Proponents of this bill list all kinds of caveats about how it won’t prevent educators from teaching a diverse look at social studies and civics, but the overall intent of this bill is to push our schools away from exploring controversial topics said Texas AFT President Zeph Capo on HB3979 recently. “It would have a chilling effect on free speech and make districts skittish about any trouble they might run into if they allow controversial issues to be discussed in their curriculum.
Capo called the bills a cynical attempt by Republicans to sew up their bonafides in an election year. “The specific references by Republicans to banning Critical Race Theory and the 1619 Project make it clear that they want this to be a wedge issue for state and local political races,” stated Capo.”
Last week, the AFT stated “Regardless of the outcome of this misguided effort, Texas AFT recognizes that it is nothing more than an attempt to create a wedge issue for local school board races and legislative primary races for conservatives.”
The American Historical Association, a more than century-old nonprofit organization made up of professional historians, voiced their displeasure at Texas state Republicans even attempting to wiggle out of history. They labeled the legislation flawed and said that it could have an adverse effect on institutions that present history to the public.
“One provision hinders the professional development of curators, administrators, and other employees in facilities such as museums, libraries, parks, and historical societies. Another would impede essential fundraising efforts on the part of those facilities,” read the statement sent to the AmNews. “As a result of this law, historical programming for the public throughout the state could be severely compromised. This makes no sense in a state that has created such world-class history institutions as the Bullock Texas State History Museum, and whose history provides important lessons to residents and visitors alike.
“Not all teaching about history takes place in classrooms.”
Attacks on curriculums aren’t the only race-based controversies in Texas.
Judge Robert Pittman of the U.S. District Court for the Western District of Texas granted the University of Texas at Austin’s motion to dismiss Monday in Students for Fair Admissions Inc. vs. University of Texas at Austin, which also dismisses the case without prejudice.

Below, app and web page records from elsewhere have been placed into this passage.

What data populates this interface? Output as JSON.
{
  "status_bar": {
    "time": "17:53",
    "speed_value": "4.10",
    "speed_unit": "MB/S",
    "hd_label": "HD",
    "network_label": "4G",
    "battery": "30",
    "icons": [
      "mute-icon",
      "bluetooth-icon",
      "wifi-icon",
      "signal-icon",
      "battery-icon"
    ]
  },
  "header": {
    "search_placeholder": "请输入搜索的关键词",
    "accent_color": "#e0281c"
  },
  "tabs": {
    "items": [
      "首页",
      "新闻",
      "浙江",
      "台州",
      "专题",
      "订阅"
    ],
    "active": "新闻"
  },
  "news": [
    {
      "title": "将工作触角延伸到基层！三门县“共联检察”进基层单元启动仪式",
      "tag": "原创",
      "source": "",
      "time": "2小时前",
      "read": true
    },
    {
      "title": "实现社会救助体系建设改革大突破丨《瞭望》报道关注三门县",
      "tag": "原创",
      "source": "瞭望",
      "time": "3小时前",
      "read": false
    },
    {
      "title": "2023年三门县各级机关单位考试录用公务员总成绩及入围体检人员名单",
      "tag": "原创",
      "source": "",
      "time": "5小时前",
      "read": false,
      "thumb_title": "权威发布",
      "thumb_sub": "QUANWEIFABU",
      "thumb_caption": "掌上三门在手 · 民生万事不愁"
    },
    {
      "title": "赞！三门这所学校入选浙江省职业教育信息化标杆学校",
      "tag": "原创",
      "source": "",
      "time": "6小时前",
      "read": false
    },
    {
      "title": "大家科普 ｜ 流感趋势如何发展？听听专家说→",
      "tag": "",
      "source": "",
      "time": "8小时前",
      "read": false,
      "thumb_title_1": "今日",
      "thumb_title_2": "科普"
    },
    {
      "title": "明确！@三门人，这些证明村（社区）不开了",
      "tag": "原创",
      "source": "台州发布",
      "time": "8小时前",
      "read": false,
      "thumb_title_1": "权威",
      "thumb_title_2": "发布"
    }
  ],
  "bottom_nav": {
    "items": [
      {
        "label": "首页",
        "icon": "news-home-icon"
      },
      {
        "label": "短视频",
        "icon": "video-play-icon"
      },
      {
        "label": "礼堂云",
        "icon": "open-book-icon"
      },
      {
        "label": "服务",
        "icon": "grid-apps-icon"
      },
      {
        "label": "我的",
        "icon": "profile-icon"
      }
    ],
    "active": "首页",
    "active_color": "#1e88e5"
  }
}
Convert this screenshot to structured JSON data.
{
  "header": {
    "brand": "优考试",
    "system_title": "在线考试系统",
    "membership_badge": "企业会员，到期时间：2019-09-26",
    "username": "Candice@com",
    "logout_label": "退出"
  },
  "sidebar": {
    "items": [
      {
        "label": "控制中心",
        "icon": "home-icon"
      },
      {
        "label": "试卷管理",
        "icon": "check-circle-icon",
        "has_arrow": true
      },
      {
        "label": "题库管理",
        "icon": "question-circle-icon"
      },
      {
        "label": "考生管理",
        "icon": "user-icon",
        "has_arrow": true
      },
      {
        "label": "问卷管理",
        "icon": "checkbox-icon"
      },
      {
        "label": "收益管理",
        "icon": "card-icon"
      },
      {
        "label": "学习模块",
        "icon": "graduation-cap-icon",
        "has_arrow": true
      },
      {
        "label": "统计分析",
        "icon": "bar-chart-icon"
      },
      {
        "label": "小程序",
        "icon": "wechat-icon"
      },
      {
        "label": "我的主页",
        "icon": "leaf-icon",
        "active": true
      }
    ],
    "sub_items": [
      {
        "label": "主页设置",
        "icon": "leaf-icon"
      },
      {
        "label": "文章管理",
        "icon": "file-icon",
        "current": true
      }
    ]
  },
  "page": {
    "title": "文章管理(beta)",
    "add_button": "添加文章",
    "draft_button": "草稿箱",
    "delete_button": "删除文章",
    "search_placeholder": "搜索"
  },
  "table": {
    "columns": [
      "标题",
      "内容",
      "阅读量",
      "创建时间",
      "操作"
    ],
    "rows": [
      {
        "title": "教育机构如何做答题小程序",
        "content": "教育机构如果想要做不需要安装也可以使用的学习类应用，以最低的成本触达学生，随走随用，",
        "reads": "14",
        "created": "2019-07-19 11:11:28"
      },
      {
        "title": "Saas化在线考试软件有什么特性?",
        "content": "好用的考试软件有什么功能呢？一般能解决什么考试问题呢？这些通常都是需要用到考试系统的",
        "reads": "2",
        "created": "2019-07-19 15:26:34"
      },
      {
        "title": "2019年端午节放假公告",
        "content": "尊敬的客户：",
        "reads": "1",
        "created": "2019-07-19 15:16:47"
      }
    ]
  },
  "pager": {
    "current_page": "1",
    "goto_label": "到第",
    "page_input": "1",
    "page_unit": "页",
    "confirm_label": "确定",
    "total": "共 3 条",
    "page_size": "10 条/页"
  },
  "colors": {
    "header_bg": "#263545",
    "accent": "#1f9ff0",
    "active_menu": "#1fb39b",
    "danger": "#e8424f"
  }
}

Students for Fair Admissions is a nonprofit that’s represented students around the country in their nationwide fight against affirmative action and other race-based college admission policies.
David Hinojosa, director of the Educational Opportunities Project at the Lawyers’ Committee for Civil Rights Under Law, praised the ruling and said that SFFA should stop attempting to undo diversity on campuses.
“For years, the race-conscious admissions policy at the University of Texas at Austin has helped to advance racial diversity and make certain that underrepresented students of color are not overlooked when applying for admission,” said Hinojosa. “…This is the third time SFFA has attempted to bring another lawsuit, and the third time they have failed. Race touches every part of a students’ life, and we need race-conscious admissions policies to continue dismantling the structural inequality that pervades our country.
“As our nation becomes increasingly diverse, our college campuses must keep pace, and today’s ruling makes certain that will continue in Texas.”